As a refuge of Pandora I am apparently spoiled by smart recommendation engines. I settled on YouTube Music over Spotify or Apple Music and am quite disappointed with the “music discovery” aspect of the service. I frequently find good music and then “Start Radio” to find more music like the source but YouTube Music is just plain terrible at genres and understanding relationships and all too often leans on heavily on songs I’ve already liked. Pandora was great at this and maybe it’s time I give it another try before SiriusXM puts their (probably ruineous) stamp on it. For a company which was built on smart search Google or Alphabet(?) has a long way to go with YouTube Music.


This Post Was Composed with LocalWP

On my “to try” list for a while now is LocalWP, an application to streamline the process of working with WordPress locally. Put another way, you can build a WordPress website on your local computer and then use WPLocal to push that site online. Why would you do this you ask? There are several reasons, chief amongst them being speed. Here’s why I like LocalWP and will consider working it into my normal workflow.:

  1. It’s fast. While WPEngine is fast, the speed of interacting with any website that isn’t hosted locally is a result of many factors including your Internet connection speed and daily traffic levels. WPLocal is operating on your local computer which for the most part bypasses any reliance on your Internet connection.
  2. Good for travel. For those that travel and rely on cellular Internet access, closely managing your bandwidth usage is key to survival. Because WPLocal works mostly offline, this reduces the amount of bandwidth used and is of course much faster than working online if your connection is poor.
  3. Another staging environment. While WPEngine features a robust and easy-to-use staging environment system, working locally gives you another staging environment, to queue your updates and protect you (from yourself) from screwing up a live website.
  4. Tight integration with WPEngine. LocalWP will connect directly to WPEngine using their API, which is easily enabled. You can then view all of your sites, and “pull” any of them locally, to be edited and then pushed back live.
  5. It’s free. The Community version is free, and LocalWP claims it will stay that way. Pro adds a few features, and priority support which makes sense if you’re going to make LocalWP an integral part of your team’s process.
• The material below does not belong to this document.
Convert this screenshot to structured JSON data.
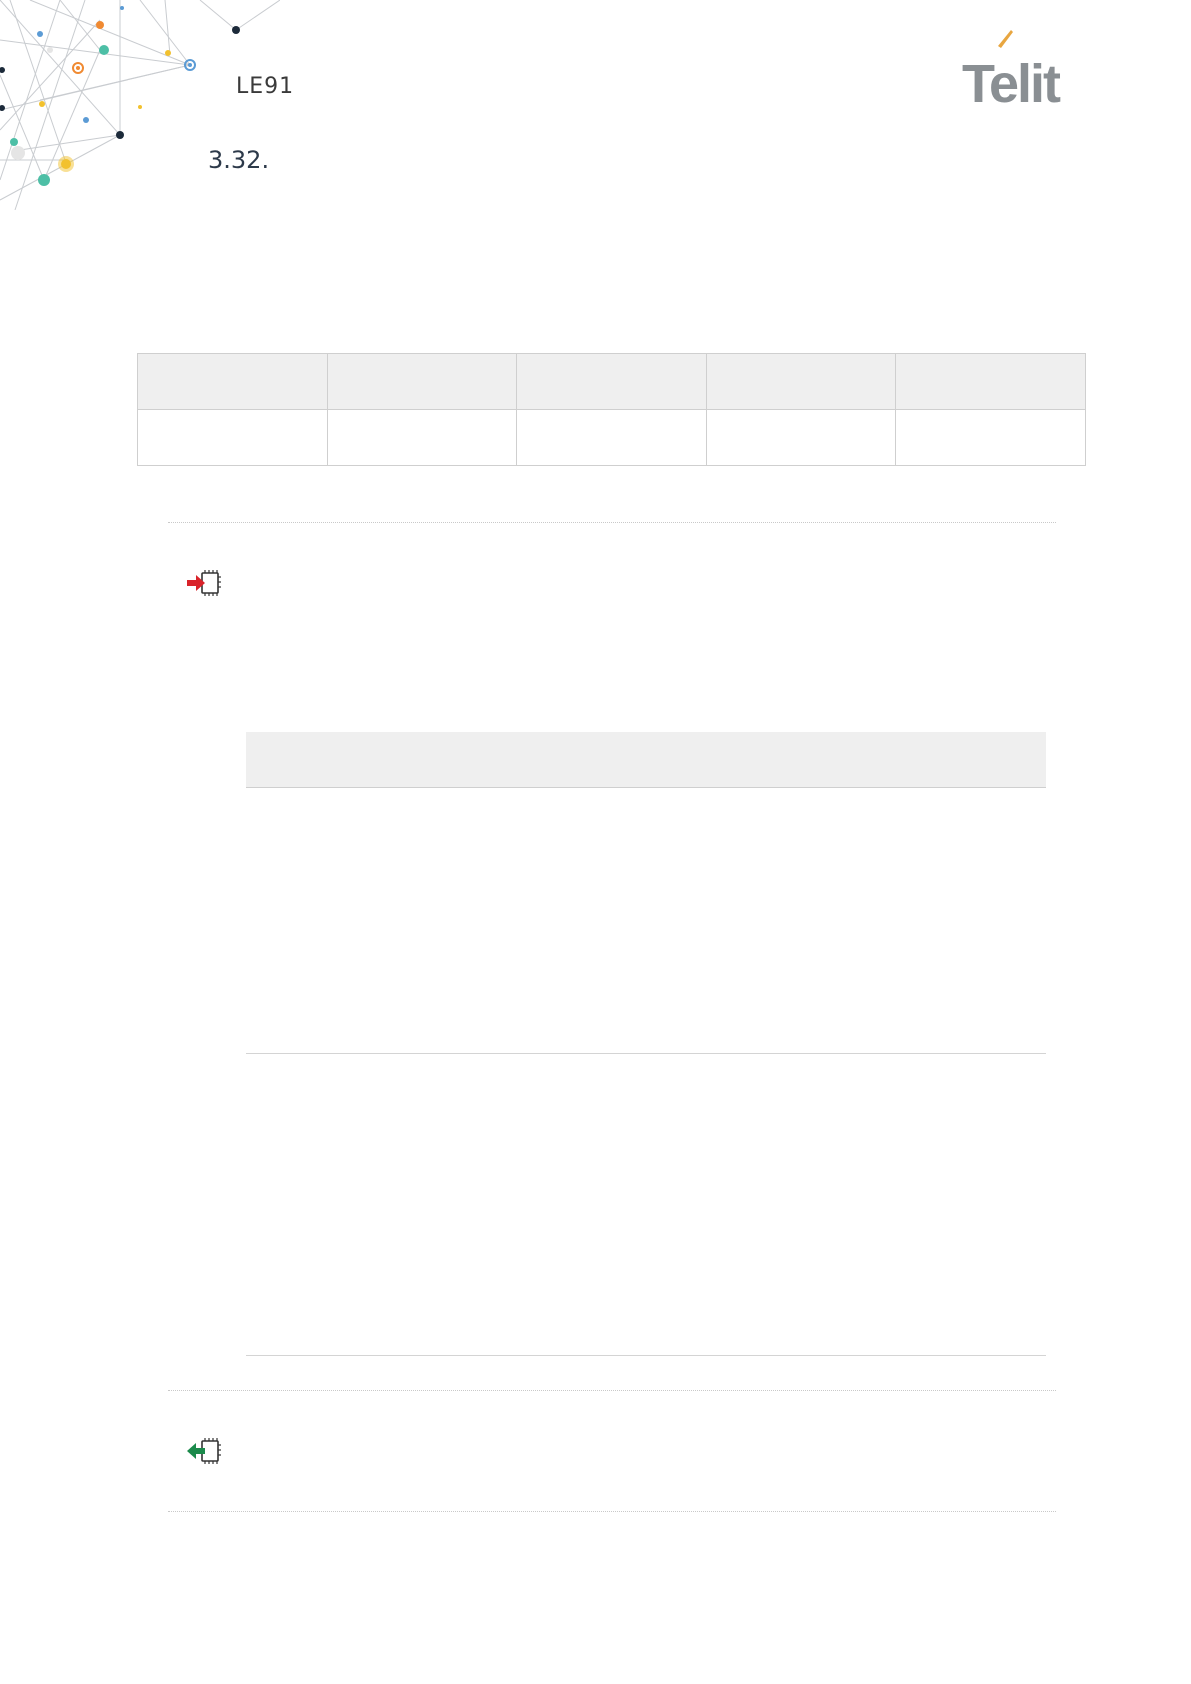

While I’ve only scratched the surface of what LocalWP can offer, I’m pleased to find the toolset to be simple and powerful.


Upon pushing my local changes live, I had an issue. The local domain: josiahcole.local did not update to the live domain: – A quick chat with WPEngine support solved the issue, however the root cause is still unkown. I will udpate this post the next time I attempt to publish vis LocalWP.


Grill Brush Danger

I launched a new side project called Grill Brush Danger about the danger of using traditional grill brushes to clean your BBQ / propane grill.  Bristles can come loose, and become lodged in your food, which can then become lodged in your mouth, throat and stomach causing serious pain, and expensive medical treatments.  Egad!  This simple website, built using Bootstrap in one day will be growing slowly to include more informative content, and links to purchase safe alternatives.  Check it out before you fire up that grill this summer!